SIMON SMART: The outcry was immediate. Martin Luther King called on clergymen and citizens from around the country to come and join with the protestors. Two days later, a large, eager crowd assembled and started across the bridge.

They got about halfway across, and I’m sure plenty of them were thinking about what had happened to the last group that attempted this. But then King stopped and they all knelt down and prayed.

ARCHIVE: [Trooper] “I’m asking you to stop. This march will not continue. Stand where you are”.
[Abernathy] “…and we thank thee for the leaders of the Civil Rights organisations, and for these common, ordinary citizens…”

SIMON SMART: Then, obeying a federal court injunction, King led them back to Selma. That night three white ministers who’d responded to King’s call were attacked, and one of them killed. But the protesters remained undeterred.

MARIA J. STEPHAN: Significant violence was used against the protesters and they kept going. And people often ask, “How did you maintain nonviolent discipline in this moment?” And a lot of that can be explained by, yes, the spiritual resources, the commitment to nonviolence, which was articulated by leaders like King and others, and the participants had been trained in how to maintain nonviolent discipline in these difficult situations. So, in the basements of churches, there were trainings in how to do civil disobedience, non-violent direct action, and how not to respond to violence with violence when provoked. And so these combinations of the spiritual and the practical strategic really came to bear in the Selma march.

WILLIAM CAVANAUGH: God identifies with the victim of the scapegoating rather than the victimisers, and then it becomes obvious to everyone where the injustice lies, that what passes for order is not really order at all. And I think Martin Luther King did exactly that, he kind of brought bodies out into the streets, and when they got clubbed it became obvious to see on whose side justice really was. And that, I think, is a kind of enactment of the story of Christ.

SIMON SMART: On March 21, a federal court ruled that protestors had the right to march. Alabama Governor George Wallace refused to guarantee their safety, but President Lyndon B. Johnson vowed he would provide protection.
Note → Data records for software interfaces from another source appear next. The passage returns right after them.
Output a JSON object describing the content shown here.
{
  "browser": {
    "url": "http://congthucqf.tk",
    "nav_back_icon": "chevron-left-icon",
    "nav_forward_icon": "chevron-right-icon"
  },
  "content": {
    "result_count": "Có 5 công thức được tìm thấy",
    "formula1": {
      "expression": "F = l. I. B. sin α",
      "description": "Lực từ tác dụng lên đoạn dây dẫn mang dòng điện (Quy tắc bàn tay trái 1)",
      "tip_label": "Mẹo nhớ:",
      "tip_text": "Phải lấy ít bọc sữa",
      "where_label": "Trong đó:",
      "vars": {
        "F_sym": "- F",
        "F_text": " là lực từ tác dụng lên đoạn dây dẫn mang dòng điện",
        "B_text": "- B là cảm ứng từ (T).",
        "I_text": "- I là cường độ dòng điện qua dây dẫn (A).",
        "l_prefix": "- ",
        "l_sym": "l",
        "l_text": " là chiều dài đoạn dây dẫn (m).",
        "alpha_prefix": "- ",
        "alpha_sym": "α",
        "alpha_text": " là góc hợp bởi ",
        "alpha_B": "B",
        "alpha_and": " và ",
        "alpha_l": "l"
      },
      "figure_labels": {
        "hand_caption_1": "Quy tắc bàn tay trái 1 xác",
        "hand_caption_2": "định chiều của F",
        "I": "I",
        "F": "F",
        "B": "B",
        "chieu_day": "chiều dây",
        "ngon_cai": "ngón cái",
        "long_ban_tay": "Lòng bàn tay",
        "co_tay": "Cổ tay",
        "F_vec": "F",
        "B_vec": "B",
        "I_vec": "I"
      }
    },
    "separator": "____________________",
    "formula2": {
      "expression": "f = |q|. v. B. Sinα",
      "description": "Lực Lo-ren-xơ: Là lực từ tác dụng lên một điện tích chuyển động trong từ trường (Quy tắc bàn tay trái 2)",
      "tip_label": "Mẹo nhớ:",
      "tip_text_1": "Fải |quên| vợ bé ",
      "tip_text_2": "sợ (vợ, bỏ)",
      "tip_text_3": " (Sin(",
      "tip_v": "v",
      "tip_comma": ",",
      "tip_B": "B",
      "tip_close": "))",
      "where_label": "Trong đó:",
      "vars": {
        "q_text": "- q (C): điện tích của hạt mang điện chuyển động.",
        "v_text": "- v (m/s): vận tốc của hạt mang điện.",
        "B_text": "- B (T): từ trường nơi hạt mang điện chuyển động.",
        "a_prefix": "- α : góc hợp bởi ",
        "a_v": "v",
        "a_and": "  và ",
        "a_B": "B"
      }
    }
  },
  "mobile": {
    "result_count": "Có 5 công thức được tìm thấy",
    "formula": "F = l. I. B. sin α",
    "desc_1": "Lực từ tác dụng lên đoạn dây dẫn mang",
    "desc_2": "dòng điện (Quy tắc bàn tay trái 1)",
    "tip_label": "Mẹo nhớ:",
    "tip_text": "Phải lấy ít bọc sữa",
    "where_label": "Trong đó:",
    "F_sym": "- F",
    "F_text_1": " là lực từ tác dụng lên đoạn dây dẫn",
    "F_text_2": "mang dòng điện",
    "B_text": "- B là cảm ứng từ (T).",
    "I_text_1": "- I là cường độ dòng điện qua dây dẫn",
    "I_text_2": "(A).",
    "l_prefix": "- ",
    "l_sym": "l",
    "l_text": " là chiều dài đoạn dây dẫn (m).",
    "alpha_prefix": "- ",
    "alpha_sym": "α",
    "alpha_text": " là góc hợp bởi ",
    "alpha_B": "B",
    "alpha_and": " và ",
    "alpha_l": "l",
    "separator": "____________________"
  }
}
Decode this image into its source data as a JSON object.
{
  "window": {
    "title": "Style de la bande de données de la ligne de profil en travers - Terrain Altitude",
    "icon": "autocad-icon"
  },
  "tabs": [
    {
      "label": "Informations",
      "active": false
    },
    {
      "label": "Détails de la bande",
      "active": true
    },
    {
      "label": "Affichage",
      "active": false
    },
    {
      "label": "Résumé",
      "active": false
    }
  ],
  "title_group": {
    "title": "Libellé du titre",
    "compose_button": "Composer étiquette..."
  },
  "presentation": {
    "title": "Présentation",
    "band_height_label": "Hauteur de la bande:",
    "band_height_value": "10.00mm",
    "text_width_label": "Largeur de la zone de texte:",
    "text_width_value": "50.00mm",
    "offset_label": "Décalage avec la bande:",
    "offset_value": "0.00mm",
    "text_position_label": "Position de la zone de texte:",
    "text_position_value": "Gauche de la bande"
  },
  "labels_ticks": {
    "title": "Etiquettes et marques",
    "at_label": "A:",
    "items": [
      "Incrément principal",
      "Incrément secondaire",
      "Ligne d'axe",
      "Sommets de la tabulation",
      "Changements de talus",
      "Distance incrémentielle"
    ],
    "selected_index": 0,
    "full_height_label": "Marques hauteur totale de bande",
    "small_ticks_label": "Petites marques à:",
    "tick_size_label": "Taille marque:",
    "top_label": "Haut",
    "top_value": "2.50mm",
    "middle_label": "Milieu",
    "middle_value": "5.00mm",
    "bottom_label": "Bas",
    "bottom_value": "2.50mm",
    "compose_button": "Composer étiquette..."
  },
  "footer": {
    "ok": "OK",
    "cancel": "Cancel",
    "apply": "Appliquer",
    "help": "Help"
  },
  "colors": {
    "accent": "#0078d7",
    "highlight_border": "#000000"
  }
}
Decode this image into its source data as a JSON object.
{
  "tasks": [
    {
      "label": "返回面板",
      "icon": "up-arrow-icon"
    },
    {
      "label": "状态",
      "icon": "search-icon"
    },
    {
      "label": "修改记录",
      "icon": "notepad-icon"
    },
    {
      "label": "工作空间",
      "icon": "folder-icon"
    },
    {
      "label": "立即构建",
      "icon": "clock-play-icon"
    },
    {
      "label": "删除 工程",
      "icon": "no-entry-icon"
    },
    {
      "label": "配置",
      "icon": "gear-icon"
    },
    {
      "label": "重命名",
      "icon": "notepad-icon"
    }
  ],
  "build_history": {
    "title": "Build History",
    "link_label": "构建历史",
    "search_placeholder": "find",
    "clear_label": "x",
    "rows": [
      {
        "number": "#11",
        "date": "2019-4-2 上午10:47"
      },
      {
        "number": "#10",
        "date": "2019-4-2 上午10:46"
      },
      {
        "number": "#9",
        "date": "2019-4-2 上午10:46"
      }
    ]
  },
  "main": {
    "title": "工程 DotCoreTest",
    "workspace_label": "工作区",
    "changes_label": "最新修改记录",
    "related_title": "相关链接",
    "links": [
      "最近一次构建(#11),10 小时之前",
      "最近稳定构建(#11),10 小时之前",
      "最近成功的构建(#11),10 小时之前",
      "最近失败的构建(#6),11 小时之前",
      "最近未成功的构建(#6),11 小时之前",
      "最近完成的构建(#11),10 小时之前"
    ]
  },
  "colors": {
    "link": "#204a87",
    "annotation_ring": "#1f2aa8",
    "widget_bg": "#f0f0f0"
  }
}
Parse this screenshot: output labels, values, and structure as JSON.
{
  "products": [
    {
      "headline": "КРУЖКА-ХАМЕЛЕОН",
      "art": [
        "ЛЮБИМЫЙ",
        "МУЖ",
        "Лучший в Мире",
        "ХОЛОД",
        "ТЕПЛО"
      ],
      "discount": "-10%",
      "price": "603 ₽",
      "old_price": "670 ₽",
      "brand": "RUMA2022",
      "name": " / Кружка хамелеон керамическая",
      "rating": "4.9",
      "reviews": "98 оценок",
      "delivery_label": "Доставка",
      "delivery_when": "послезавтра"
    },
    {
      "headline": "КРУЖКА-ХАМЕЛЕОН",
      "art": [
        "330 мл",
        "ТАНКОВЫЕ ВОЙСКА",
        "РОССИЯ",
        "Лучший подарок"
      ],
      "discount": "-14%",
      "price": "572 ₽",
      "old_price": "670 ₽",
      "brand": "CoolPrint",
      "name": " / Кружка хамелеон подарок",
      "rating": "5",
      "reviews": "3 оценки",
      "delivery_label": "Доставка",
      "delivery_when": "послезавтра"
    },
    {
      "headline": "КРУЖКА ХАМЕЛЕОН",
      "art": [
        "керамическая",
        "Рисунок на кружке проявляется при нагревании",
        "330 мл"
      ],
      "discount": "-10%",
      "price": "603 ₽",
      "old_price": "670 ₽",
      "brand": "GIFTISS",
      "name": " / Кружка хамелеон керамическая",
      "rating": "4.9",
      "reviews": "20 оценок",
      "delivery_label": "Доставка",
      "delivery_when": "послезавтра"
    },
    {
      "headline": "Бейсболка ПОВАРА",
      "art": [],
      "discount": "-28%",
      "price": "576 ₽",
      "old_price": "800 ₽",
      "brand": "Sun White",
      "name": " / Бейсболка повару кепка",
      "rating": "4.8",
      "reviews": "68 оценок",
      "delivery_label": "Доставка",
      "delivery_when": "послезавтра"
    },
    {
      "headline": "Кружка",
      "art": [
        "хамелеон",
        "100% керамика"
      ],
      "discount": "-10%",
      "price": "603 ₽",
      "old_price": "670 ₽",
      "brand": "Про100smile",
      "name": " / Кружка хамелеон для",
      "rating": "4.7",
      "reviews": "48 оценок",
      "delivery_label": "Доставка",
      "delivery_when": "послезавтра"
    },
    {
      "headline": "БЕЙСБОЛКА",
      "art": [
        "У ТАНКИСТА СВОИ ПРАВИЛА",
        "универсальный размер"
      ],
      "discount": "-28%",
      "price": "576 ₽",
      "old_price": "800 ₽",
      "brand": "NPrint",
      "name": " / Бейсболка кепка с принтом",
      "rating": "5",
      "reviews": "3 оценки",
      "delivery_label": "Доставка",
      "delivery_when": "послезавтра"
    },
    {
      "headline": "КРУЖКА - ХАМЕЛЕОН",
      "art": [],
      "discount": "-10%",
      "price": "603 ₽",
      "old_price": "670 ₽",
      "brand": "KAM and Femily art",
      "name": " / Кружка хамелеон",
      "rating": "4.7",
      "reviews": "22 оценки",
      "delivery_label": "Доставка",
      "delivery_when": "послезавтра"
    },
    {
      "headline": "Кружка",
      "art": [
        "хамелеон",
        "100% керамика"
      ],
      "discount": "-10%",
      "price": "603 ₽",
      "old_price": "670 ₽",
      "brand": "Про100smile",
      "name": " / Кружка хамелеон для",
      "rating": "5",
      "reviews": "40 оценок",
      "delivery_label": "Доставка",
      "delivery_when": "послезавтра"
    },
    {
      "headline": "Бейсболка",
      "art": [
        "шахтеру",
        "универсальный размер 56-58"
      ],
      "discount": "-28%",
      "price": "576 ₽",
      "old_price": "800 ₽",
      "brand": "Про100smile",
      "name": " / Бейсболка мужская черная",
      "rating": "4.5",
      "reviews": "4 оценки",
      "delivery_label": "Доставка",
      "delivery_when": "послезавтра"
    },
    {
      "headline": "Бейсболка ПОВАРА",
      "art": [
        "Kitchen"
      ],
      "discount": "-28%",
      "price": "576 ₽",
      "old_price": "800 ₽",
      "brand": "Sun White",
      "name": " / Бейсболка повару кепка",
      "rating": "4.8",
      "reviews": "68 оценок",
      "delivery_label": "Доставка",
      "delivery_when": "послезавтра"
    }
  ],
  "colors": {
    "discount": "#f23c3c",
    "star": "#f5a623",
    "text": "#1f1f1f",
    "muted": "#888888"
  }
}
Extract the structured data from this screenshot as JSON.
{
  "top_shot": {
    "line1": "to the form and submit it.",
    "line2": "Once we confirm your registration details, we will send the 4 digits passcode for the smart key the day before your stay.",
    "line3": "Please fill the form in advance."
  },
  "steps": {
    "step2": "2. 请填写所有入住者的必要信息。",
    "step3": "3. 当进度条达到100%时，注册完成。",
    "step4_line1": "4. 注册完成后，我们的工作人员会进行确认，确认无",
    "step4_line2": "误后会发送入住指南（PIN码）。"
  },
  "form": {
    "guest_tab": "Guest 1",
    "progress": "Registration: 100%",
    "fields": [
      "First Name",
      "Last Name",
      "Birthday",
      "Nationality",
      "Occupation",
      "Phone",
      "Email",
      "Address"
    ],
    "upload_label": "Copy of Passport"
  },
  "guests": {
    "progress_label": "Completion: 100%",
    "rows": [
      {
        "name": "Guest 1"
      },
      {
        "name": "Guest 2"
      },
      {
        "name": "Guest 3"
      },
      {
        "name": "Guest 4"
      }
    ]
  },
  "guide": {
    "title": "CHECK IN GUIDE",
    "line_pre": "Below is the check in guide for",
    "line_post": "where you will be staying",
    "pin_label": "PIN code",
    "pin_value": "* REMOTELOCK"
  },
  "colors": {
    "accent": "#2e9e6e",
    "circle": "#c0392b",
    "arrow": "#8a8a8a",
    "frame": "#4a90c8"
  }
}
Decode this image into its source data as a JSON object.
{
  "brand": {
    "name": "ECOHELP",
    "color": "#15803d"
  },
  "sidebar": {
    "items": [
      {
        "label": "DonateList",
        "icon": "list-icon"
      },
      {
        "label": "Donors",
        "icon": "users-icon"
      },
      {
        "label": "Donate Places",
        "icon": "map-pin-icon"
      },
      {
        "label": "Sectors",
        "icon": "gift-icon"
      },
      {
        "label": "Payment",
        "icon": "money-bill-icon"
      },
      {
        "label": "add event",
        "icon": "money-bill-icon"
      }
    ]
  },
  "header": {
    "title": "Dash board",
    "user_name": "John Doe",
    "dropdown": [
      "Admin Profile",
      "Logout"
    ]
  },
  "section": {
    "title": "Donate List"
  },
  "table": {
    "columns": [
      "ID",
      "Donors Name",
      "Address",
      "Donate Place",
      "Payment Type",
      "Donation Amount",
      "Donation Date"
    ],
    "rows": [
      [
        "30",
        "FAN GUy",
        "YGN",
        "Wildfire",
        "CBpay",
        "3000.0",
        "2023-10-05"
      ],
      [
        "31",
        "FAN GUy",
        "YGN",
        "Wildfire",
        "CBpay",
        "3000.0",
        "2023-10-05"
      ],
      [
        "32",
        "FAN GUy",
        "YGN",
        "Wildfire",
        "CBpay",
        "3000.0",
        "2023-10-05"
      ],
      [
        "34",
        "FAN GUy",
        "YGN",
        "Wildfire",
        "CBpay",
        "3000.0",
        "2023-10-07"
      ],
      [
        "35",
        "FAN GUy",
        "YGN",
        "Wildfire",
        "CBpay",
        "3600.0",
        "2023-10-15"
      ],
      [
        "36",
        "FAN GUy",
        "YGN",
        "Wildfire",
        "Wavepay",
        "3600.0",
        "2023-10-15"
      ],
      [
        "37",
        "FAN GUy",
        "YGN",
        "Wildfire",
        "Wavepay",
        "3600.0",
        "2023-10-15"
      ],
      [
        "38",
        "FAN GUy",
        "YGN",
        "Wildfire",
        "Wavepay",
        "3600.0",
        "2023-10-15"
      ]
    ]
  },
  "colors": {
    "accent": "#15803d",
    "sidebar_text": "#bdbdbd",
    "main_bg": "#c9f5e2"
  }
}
King and 8,000 others once again began the March from Selma to Montgomery.

It must have been exhilarating to be finally out on the road. There’s still quite a long way to go, but there was a real sense of anticipation about what might be achieved.

The number of protesters continued to swell, flanked by 2,000 U.S. soldiers, 1900 members of the National Guard, as well as FBI and Federal Marshals sent by President Johnson.

By the time they arrived here at the state capital building, their numbers had swelled to around 25,000 people. They were part of a sea of humanity, and they’d won not only the right to march, but finally, voting became a reality in the South. On every level, this was an overwhelming, peaceful victory.

The Voting Rights Act of 1965 was passed in August, and by March 1966, in Selma alone, nearly 11,000 black voters were registered.

Martin Luther King operated on the conviction that the ultimate victory had already been won by Jesus, and non-violence was part of following him, or “bearing his cross”. He knew that this would involve a certain degree of suffering, but he was sustained by a profound sense that the Promised Land waited ahead.